The “Bail Application Under Section 439 of the Code of Criminal Procedure (CrPC)” is a legal recourse sought by an individual accused of a crime to secure release from custody pending trial or investigation. Section 439 of the CrPC empowers the High Court and Sessions Court to grant bail in cases where a person is arrested or detained under non-bailable offenses.
This application is filed before the competent court, typically supported by an affidavit outlining the grounds for seeking bail. It involves presenting compelling reasons, such as no likelihood of the accused fleeing, assurance of cooperation with the investigation, or demonstrating that the accused poses no threat to the investigation or society.
The court considers various factors while adjudicating a bail application under Section 439, including the nature and gravity of the offense, the criminal record of the accused, the possibility of tampering with evidence or influencing witnesses, and the likelihood of the accused absconding.

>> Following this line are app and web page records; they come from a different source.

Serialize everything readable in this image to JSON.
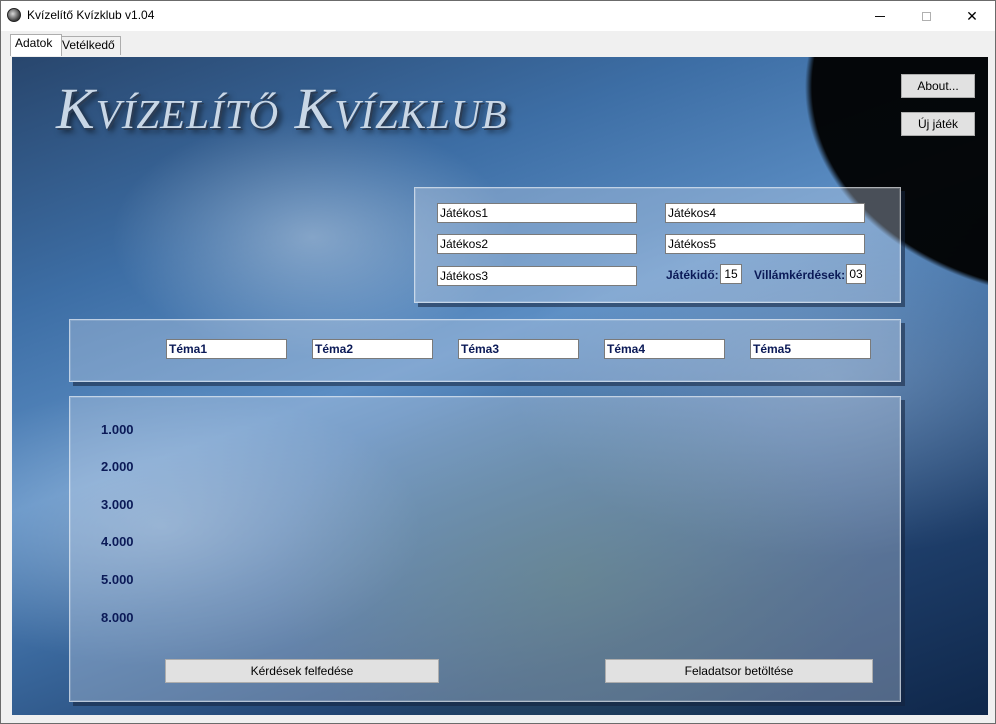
{
  "window": {
    "title": "Kvízelítő Kvízklub v1.04",
    "controls": {
      "minimize": "–",
      "maximize": "□",
      "close": "✕"
    }
  },
  "tabs": [
    {
      "label": "Adatok",
      "active": true
    },
    {
      "label": "Vetélkedő",
      "active": false
    }
  ],
  "banner": {
    "logo_text": "Kvízelítő Kvízklub"
  },
  "buttons": {
    "about": "About...",
    "new_game": "Új játék",
    "reveal_questions": "Kérdések felfedése",
    "load_set": "Feladatsor betöltése"
  },
  "players": [
    "Játékos1",
    "Játékos2",
    "Játékos3",
    "Játékos4",
    "Játékos5"
  ],
  "settings": {
    "time_label": "Játékidő:",
    "time_value": "15",
    "lightning_label": "Villámkérdések:",
    "lightning_value": "03"
  },
  "themes": [
    "Téma1",
    "Téma2",
    "Téma3",
    "Téma4",
    "Téma5"
  ],
  "values": [
    "1.000",
    "2.000",
    "3.000",
    "4.000",
    "5.000",
    "8.000"
  ],
  "colors": {
    "label_text": "#0b1a57",
    "button_bg": "#e1e1e1"
  },
  "icons": {
    "app": "quiz-globe-icon"
  }
}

The application’s success depends on presenting a strong case that convinces the court that the accused’s release on bail wouldn’t jeopardize the investigation or hamper the administration of justice. Granting bail under Section 439 CrPC is at the court’s discretion and often considers the principles of justice and fairness while ensuring that the accused’s rights are upheld until proven guilty.